=== Section Start ===

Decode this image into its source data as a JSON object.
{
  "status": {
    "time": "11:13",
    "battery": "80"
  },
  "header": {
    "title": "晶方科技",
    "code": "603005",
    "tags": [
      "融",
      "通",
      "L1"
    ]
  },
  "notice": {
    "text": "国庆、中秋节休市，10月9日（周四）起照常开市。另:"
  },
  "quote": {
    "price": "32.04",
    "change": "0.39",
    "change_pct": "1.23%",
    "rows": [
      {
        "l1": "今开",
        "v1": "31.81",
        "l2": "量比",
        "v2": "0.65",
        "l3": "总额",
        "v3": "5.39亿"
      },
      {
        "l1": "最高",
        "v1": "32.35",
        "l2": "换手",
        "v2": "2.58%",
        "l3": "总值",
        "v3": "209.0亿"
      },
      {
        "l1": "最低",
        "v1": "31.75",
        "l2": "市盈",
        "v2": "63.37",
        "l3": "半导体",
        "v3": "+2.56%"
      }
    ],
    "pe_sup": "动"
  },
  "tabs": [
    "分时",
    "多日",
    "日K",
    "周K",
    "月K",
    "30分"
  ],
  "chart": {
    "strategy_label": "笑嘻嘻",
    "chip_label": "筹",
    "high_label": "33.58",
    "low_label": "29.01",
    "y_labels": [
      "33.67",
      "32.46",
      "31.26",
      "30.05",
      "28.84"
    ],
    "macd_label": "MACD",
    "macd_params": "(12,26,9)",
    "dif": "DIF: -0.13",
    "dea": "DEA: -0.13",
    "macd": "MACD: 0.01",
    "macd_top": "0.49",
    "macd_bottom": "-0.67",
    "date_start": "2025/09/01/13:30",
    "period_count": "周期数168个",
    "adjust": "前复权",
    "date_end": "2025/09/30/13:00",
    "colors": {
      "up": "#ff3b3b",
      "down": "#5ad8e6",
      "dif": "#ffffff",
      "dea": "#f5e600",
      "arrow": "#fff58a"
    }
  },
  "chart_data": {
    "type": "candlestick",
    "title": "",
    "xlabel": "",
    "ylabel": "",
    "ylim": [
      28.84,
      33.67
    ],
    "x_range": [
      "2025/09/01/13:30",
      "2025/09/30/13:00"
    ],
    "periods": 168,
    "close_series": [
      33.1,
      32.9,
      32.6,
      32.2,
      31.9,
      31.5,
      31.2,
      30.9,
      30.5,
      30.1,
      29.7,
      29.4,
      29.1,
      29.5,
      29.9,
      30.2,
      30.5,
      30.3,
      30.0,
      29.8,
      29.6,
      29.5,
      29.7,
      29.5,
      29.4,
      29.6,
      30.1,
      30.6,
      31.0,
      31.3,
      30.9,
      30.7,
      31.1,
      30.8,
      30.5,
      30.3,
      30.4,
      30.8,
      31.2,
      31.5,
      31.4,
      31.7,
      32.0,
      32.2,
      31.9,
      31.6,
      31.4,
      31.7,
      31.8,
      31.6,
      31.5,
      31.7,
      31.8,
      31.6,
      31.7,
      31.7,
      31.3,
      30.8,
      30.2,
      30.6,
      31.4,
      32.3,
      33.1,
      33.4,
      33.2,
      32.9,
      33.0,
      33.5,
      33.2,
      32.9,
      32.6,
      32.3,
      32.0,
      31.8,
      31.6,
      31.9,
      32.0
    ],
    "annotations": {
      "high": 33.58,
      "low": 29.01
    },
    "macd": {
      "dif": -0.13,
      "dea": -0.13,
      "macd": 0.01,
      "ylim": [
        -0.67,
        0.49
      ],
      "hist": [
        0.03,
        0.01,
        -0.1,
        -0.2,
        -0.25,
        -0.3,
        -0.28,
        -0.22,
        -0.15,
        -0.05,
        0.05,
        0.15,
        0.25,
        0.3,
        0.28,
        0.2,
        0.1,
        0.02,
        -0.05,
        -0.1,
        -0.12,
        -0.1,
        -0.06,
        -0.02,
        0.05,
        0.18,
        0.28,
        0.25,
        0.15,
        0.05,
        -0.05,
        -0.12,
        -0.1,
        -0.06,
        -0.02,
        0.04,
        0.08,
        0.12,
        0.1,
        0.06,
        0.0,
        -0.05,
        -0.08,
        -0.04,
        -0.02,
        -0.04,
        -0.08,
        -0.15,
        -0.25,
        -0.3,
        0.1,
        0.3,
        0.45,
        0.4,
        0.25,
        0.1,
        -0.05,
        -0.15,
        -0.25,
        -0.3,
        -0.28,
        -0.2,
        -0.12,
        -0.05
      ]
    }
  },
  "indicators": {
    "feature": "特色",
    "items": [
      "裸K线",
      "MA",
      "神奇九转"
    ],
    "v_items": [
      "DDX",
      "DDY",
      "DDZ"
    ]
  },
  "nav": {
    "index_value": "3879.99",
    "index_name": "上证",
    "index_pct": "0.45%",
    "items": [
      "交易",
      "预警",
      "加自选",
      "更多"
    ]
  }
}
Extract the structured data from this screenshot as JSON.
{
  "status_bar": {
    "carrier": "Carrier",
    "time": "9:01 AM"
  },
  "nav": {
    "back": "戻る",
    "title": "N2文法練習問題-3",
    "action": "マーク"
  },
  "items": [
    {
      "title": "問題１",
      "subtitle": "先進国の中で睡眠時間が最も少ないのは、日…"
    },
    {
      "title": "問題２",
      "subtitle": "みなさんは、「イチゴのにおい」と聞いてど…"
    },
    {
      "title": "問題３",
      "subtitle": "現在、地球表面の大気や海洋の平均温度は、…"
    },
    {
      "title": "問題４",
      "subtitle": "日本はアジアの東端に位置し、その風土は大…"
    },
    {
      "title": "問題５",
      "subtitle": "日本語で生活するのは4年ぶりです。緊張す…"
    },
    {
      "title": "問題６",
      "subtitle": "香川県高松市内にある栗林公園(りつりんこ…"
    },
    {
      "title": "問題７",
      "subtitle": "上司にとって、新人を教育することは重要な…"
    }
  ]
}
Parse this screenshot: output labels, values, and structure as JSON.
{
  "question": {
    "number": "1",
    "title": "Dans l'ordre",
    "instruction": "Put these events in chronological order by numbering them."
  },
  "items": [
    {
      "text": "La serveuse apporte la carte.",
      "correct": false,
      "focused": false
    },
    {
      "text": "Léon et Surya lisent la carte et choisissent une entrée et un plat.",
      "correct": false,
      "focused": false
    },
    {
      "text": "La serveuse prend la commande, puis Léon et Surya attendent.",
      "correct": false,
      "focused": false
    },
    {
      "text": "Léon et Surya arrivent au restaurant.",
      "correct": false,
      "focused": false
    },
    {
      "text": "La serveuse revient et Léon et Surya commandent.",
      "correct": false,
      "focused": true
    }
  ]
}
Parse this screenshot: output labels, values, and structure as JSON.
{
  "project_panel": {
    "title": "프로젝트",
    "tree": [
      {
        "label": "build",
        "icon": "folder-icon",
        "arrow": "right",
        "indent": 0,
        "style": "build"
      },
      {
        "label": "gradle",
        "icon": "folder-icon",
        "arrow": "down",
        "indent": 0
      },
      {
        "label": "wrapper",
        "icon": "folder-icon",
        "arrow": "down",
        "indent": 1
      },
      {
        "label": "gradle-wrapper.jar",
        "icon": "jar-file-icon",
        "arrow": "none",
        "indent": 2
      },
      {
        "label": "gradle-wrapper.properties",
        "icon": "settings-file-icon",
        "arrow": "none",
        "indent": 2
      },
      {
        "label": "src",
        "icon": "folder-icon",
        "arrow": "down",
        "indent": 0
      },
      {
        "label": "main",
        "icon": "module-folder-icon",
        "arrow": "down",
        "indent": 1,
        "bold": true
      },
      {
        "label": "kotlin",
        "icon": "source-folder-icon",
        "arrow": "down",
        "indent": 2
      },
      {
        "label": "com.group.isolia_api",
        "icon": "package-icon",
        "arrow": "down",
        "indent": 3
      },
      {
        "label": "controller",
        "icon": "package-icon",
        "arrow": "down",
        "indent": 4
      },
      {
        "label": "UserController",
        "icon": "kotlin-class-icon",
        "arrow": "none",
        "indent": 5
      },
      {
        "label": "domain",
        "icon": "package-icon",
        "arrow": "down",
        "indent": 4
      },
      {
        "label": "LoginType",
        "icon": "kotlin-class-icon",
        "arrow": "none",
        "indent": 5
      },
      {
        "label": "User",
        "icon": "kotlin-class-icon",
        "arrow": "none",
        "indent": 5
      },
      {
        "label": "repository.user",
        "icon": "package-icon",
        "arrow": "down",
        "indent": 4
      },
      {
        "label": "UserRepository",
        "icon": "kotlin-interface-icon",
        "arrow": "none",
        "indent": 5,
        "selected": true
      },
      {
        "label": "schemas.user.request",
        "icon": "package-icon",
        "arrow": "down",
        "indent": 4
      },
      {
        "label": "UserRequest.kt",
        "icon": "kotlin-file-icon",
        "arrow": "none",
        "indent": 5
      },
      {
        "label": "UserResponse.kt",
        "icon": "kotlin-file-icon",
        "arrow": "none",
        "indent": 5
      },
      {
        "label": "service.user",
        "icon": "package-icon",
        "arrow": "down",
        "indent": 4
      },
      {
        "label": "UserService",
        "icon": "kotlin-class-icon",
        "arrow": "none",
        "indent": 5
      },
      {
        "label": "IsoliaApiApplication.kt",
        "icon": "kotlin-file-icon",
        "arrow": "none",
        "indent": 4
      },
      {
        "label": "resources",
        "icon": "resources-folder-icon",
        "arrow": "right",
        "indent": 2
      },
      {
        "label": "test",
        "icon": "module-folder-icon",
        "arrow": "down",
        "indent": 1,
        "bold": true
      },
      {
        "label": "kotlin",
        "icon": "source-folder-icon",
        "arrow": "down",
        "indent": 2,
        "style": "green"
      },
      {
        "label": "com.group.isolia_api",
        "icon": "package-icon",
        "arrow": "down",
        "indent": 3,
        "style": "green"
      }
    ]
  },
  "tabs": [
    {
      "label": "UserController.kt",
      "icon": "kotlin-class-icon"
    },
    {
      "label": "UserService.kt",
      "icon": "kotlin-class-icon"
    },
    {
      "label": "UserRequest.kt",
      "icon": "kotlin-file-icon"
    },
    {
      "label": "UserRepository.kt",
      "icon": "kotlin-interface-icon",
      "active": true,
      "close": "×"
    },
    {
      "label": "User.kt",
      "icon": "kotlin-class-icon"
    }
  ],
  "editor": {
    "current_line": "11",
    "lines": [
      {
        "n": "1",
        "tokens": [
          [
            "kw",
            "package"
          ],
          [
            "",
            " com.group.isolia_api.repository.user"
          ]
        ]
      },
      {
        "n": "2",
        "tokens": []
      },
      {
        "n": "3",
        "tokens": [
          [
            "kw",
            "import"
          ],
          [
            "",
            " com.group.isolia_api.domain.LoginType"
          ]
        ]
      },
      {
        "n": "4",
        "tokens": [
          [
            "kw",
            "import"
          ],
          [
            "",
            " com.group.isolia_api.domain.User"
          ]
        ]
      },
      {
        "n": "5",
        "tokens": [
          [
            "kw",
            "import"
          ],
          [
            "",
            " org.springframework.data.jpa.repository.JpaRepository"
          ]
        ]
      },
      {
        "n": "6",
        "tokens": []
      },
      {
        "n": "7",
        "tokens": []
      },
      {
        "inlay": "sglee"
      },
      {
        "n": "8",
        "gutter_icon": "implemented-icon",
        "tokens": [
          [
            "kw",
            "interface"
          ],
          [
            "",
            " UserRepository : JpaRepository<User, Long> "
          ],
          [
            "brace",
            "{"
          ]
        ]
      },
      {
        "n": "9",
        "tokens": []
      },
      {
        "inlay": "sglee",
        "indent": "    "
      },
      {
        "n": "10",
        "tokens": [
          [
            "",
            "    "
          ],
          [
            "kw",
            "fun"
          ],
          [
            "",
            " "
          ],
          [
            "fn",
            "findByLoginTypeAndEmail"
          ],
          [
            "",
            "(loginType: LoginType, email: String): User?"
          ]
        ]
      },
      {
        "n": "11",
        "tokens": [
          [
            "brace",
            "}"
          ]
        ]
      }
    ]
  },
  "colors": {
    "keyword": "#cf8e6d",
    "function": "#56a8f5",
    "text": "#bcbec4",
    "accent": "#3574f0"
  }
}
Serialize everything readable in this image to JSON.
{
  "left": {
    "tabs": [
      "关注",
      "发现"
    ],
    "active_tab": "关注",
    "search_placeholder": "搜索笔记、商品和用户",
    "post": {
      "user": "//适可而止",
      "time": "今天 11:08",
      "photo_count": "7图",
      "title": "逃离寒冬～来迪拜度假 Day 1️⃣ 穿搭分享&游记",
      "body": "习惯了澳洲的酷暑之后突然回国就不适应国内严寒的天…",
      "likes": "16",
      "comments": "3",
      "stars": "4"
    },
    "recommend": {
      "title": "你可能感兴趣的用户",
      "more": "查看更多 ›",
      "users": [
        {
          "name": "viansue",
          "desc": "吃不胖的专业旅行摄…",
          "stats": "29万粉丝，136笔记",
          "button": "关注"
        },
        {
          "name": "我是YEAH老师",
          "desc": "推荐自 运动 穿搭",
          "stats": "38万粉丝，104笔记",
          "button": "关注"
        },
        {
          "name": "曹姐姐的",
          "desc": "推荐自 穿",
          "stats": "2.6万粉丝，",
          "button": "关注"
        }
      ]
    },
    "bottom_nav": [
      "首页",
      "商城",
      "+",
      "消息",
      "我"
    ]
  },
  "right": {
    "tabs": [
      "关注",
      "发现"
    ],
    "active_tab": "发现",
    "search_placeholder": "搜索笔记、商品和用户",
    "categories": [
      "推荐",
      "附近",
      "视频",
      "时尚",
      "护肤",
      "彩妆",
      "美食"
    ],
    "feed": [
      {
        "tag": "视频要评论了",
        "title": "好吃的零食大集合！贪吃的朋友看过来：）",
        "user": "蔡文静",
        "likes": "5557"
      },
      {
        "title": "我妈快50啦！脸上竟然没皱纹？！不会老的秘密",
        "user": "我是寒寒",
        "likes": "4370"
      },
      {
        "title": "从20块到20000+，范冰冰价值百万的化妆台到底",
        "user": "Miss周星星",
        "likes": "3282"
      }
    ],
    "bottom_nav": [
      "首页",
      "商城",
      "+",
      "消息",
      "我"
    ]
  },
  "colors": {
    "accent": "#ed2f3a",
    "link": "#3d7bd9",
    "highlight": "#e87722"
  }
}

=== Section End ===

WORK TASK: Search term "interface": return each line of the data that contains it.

SOLUTION TO THE PROBLEM:
        "icon": "kotlin-interface-icon",
      "icon": "kotlin-interface-icon",
            "interface"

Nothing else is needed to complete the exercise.